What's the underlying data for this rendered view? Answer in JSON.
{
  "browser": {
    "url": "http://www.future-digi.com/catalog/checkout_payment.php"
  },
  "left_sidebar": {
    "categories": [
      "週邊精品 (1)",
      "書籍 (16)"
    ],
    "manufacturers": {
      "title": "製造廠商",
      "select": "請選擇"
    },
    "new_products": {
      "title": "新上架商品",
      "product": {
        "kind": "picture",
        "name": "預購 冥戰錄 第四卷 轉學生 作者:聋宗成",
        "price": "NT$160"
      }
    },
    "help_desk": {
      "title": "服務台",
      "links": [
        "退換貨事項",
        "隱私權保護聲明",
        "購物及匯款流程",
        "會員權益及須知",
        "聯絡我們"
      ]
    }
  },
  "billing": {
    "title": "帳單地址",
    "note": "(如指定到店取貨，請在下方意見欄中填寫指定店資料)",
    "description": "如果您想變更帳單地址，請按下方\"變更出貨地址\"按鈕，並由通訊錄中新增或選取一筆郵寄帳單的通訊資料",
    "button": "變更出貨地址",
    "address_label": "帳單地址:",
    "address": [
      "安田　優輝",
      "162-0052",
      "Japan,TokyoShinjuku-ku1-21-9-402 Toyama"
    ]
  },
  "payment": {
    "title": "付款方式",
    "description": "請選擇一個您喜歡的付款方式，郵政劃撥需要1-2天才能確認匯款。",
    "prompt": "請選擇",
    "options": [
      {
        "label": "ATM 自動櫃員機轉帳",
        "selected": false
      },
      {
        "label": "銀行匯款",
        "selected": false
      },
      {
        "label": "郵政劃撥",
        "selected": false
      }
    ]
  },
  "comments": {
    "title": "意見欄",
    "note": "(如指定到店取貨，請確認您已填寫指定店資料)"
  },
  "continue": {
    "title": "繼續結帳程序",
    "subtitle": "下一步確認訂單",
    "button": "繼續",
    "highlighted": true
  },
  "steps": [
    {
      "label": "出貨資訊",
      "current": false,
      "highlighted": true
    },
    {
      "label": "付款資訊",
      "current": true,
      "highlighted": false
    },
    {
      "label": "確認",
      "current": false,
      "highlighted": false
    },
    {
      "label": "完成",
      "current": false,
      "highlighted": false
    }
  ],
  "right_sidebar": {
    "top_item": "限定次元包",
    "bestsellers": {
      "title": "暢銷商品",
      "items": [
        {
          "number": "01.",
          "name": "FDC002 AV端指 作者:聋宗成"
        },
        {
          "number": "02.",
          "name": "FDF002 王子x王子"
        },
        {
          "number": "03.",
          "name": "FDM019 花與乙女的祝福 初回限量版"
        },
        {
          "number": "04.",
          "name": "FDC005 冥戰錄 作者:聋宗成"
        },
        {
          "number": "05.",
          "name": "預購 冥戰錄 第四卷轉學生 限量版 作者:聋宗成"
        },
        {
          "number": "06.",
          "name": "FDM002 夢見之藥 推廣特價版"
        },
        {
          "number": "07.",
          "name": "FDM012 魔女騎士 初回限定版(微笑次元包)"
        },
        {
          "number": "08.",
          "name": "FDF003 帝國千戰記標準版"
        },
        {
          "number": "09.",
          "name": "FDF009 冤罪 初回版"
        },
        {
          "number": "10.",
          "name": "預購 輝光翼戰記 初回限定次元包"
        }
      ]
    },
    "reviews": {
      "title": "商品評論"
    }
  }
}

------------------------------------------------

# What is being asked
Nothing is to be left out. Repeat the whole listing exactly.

# Answer space
What's the underlying data for this rendered view? Answer in JSON.
{
  "browser": {
    "url": "http://www.future-digi.com/catalog/checkout_payment.php"
  },
  "left_sidebar": {
    "categories": [
      "週邊精品 (1)",
      "書籍 (16)"
    ],
    "manufacturers": {
      "title": "製造廠商",
      "select": "請選擇"
    },
    "new_products": {
      "title": "新上架商品",
      "product": {
        "kind": "picture",
        "name": "預購 冥戰錄 第四卷 轉學生 作者:聋宗成",
        "price": "NT$160"
      }
    },
    "help_desk": {
      "title": "服務台",
      "links": [
        "退換貨事項",
        "隱私權保護聲明",
        "購物及匯款流程",
        "會員權益及須知",
        "聯絡我們"
      ]
    }
  },
  "billing": {
    "title": "帳單地址",
    "note": "(如指定到店取貨，請在下方意見欄中填寫指定店資料)",
    "description": "如果您想變更帳單地址，請按下方\"變更出貨地址\"按鈕，並由通訊錄中新增或選取一筆郵寄帳單的通訊資料",
    "button": "變更出貨地址",
    "address_label": "帳單地址:",
    "address": [
      "安田　優輝",
      "162-0052",
      "Japan,TokyoShinjuku-ku1-21-9-402 Toyama"
    ]
  },
  "payment": {
    "title": "付款方式",
    "description": "請選擇一個您喜歡的付款方式，郵政劃撥需要1-2天才能確認匯款。",
    "prompt": "請選擇",
    "options": [
      {
        "label": "ATM 自動櫃員機轉帳",
        "selected": false
      },
      {
        "label": "銀行匯款",
        "selected": false
      },
      {
        "label": "郵政劃撥",
        "selected": false
      }
    ]
  },
  "comments": {
    "title": "意見欄",
    "note": "(如指定到店取貨，請確認您已填寫指定店資料)"
  },
  "continue": {
    "title": "繼續結帳程序",
    "subtitle": "下一步確認訂單",
    "button": "繼續",
    "highlighted": true
  },
  "steps": [
    {
      "label": "出貨資訊",
      "current": false,
      "highlighted": true
    },
    {
      "label": "付款資訊",
      "current": true,
      "highlighted": false
    },
    {
      "label": "確認",
      "current": false,
      "highlighted": false
    },
    {
      "label": "完成",
      "current": false,
      "highlighted": false
    }
  ],
  "right_sidebar": {
    "top_item": "限定次元包",
    "bestsellers": {
      "title": "暢銷商品",
      "items": [
        {
          "number": "01.",
          "name": "FDC002 AV端指 作者:聋宗成"
        },
        {
          "number": "02.",
          "name": "FDF002 王子x王子"
        },
        {
          "number": "03.",
          "name": "FDM019 花與乙女的祝福 初回限量版"
        },
        {
          "number": "04.",
          "name": "FDC005 冥戰錄 作者:聋宗成"
        },
        {
          "number": "05.",
          "name": "預購 冥戰錄 第四卷轉學生 限量版 作者:聋宗成"
        },
        {
          "number": "06.",
          "name": "FDM002 夢見之藥 推廣特價版"
        },
        {
          "number": "07.",
          "name": "FDM012 魔女騎士 初回限定版(微笑次元包)"
        },
        {
          "number": "08.",
          "name": "FDF003 帝國千戰記標準版"
        },
        {
          "number": "09.",
          "name": "FDF009 冤罪 初回版"
        },
        {
          "number": "10.",
          "name": "預購 輝光翼戰記 初回限定次元包"
        }
      ]
    },
    "reviews": {
      "title": "商品評論"
    }
  }
}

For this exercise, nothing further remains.